-- Opening Marker --

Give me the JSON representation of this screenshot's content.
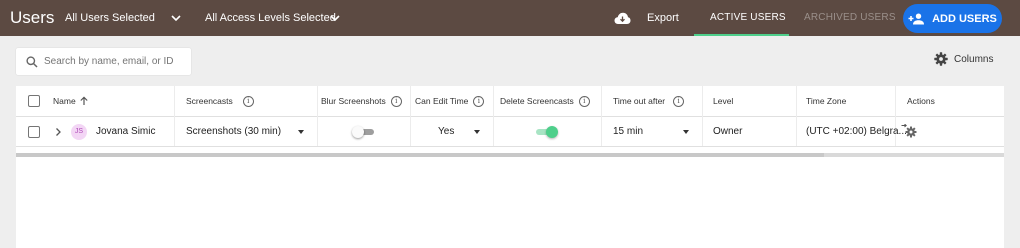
{
  "header": {
    "title": "Users",
    "users_filter": "All Users Selected",
    "access_filter": "All Access Levels Selected",
    "export_label": "Export",
    "tab_active": "ACTIVE USERS",
    "tab_archived": "ARCHIVED USERS",
    "add_users_label": "ADD USERS"
  },
  "toolbar": {
    "search_placeholder": "Search by name, email, or ID",
    "columns_label": "Columns"
  },
  "table": {
    "headers": {
      "name": "Name",
      "screencasts": "Screencasts",
      "blur_screenshots": "Blur Screenshots",
      "can_edit_time": "Can Edit Time",
      "delete_screencasts": "Delete Screencasts",
      "time_out_after": "Time out after",
      "level": "Level",
      "time_zone": "Time Zone",
      "actions": "Actions"
    },
    "rows": [
      {
        "initials": "JS",
        "name": "Jovana Simic",
        "screencasts": "Screenshots (30 min)",
        "blur_screenshots": false,
        "can_edit_time": "Yes",
        "delete_screencasts": true,
        "time_out_after": "15 min",
        "level": "Owner",
        "time_zone": "(UTC +02:00) Belgra..."
      }
    ]
  },
  "colors": {
    "topbar": "#5c4a42",
    "accent_blue": "#1a73e8",
    "accent_green": "#4ecf8b"
  }
}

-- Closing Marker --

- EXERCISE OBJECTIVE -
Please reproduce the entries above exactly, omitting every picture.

- FINISHED TASK -
Give me the JSON representation of this screenshot's content.
{
  "header": {
    "title": "Users",
    "users_filter": "All Users Selected",
    "access_filter": "All Access Levels Selected",
    "export_label": "Export",
    "tab_active": "ACTIVE USERS",
    "tab_archived": "ARCHIVED USERS",
    "add_users_label": "ADD USERS"
  },
  "toolbar": {
    "search_placeholder": "Search by name, email, or ID",
    "columns_label": "Columns"
  },
  "table": {
    "headers": {
      "name": "Name",
      "screencasts": "Screencasts",
      "blur_screenshots": "Blur Screenshots",
      "can_edit_time": "Can Edit Time",
      "delete_screencasts": "Delete Screencasts",
      "time_out_after": "Time out after",
      "level": "Level",
      "time_zone": "Time Zone",
      "actions": "Actions"
    },
    "rows": [
      {
        "initials": "JS",
        "name": "Jovana Simic",
        "screencasts": "Screenshots (30 min)",
        "blur_screenshots": false,
        "can_edit_time": "Yes",
        "delete_screencasts": true,
        "time_out_after": "15 min",
        "level": "Owner",
        "time_zone": "(UTC +02:00) Belgra..."
      }
    ]
  },
  "colors": {
    "topbar": "#5c4a42",
    "accent_blue": "#1a73e8",
    "accent_green": "#4ecf8b"
  }
}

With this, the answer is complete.